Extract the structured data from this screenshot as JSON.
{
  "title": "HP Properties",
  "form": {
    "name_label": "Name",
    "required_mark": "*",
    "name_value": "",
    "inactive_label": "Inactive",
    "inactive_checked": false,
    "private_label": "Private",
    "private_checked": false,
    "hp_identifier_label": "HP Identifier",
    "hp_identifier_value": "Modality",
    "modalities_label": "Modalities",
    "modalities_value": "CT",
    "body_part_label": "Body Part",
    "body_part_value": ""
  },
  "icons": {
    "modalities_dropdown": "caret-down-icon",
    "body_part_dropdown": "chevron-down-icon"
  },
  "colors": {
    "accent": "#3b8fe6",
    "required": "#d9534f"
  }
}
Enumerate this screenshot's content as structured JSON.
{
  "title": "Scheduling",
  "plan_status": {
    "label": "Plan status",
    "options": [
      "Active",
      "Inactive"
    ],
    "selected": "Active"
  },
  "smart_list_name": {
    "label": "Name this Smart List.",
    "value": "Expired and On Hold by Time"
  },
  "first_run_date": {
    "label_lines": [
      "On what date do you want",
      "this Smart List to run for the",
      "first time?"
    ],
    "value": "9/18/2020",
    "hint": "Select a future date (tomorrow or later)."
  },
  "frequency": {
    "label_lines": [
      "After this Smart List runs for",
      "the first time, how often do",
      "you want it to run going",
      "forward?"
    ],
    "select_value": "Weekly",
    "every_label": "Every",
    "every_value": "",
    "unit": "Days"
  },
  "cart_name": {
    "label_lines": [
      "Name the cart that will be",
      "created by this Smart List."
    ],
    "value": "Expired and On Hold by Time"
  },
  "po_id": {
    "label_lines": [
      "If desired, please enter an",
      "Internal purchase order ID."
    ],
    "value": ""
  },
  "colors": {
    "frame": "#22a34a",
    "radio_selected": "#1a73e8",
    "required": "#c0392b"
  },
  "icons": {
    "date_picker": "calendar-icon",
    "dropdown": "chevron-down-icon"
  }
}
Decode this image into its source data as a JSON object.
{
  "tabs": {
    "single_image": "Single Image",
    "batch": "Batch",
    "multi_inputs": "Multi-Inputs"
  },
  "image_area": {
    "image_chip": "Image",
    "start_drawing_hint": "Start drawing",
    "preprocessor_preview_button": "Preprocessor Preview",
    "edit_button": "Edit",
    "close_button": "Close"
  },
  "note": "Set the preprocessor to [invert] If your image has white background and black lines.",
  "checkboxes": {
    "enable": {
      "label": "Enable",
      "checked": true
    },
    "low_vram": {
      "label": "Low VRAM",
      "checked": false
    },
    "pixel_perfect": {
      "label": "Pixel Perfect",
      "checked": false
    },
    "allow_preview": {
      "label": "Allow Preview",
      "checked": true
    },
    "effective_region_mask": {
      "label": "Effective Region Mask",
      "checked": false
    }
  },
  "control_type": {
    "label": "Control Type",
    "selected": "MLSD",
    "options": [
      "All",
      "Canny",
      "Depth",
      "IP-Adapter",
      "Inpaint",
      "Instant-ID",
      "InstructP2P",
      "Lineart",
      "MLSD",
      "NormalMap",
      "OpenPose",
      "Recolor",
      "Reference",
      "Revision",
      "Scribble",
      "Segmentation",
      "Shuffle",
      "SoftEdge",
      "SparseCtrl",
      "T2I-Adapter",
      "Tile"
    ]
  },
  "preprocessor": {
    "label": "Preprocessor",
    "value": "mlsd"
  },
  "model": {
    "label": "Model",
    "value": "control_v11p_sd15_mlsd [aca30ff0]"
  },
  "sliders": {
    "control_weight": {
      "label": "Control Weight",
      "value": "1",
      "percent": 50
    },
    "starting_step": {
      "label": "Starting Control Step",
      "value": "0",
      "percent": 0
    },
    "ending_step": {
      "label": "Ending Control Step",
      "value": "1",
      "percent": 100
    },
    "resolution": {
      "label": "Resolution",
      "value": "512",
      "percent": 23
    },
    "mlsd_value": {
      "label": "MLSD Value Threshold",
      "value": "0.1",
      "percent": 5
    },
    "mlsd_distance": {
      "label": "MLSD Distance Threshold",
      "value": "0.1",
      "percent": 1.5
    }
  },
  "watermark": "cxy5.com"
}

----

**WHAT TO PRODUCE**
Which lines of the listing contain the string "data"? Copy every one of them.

**WRITTEN REPLY**
Extract the structured data from this screenshot as JSON.
Decode this image into its source data as a JSON object.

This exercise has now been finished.